What you will do » Pull every line containing "sender" from the entries.

Source material »

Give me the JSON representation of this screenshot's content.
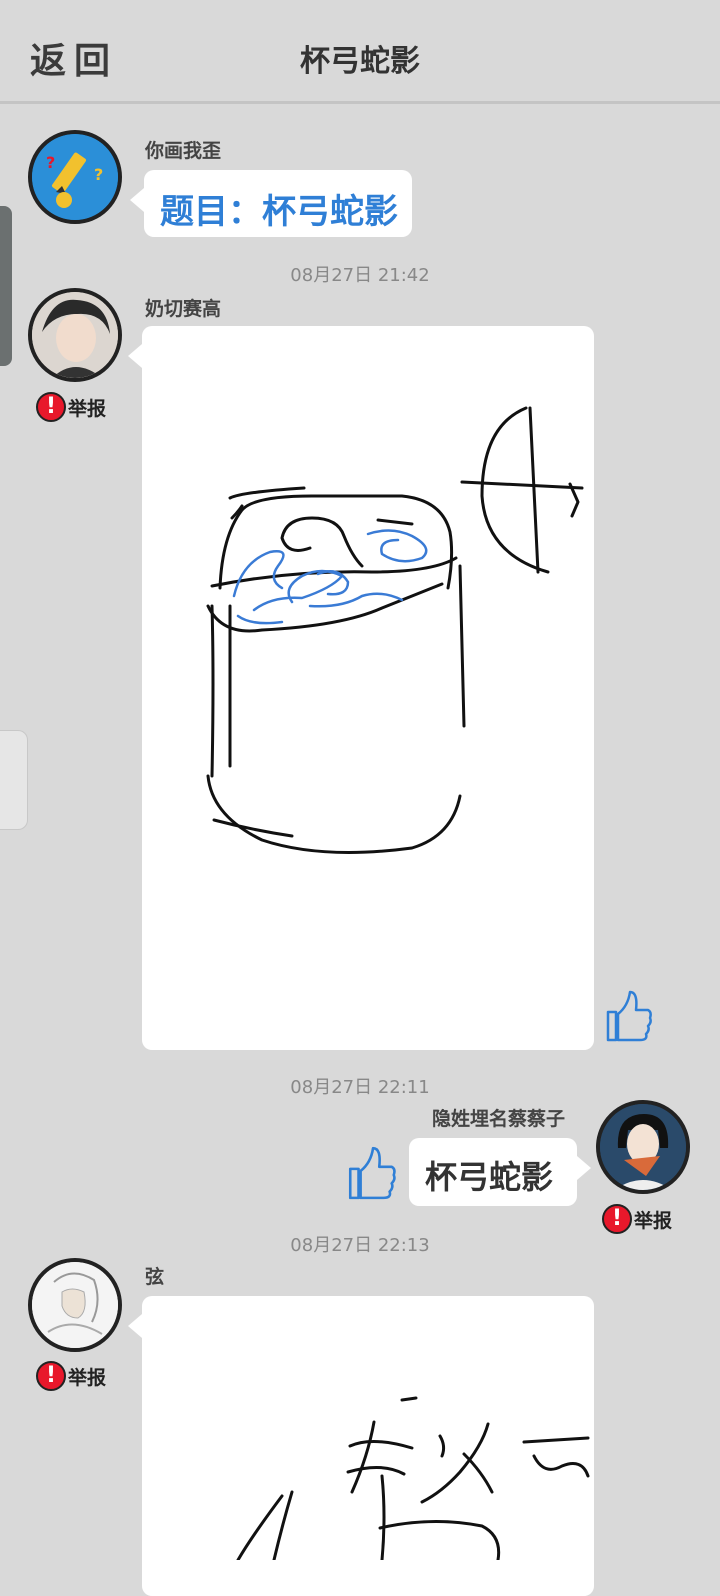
{
  "header": {
    "back_label": "返回",
    "title": "杯弓蛇影"
  },
  "messages": [
    {
      "sender": "你画我歪",
      "text": "题目：杯弓蛇影"
    },
    {
      "time": "08月27日  21:42",
      "sender": "奶切赛高",
      "report": "举报"
    },
    {
      "time": "08月27日  22:11",
      "sender": "隐姓埋名蔡蔡子",
      "text": "杯弓蛇影",
      "report": "举报"
    },
    {
      "time": "08月27日  22:13",
      "sender": "弦",
      "report": "举报"
    }
  ],
  "icons": {
    "report": "exclamation-icon",
    "like": "thumbs-up-icon"
  },
  "colors": {
    "background": "#d9d9d9",
    "topic_text": "#2f7fd6",
    "report_badge": "#e8182b",
    "thumb": "#2f7fd6"
  }
}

Answer space »
      "sender": "你画我歪",
      "sender": "奶切赛高",
      "sender": "隐姓埋名蔡蔡子",
      "sender": "弦",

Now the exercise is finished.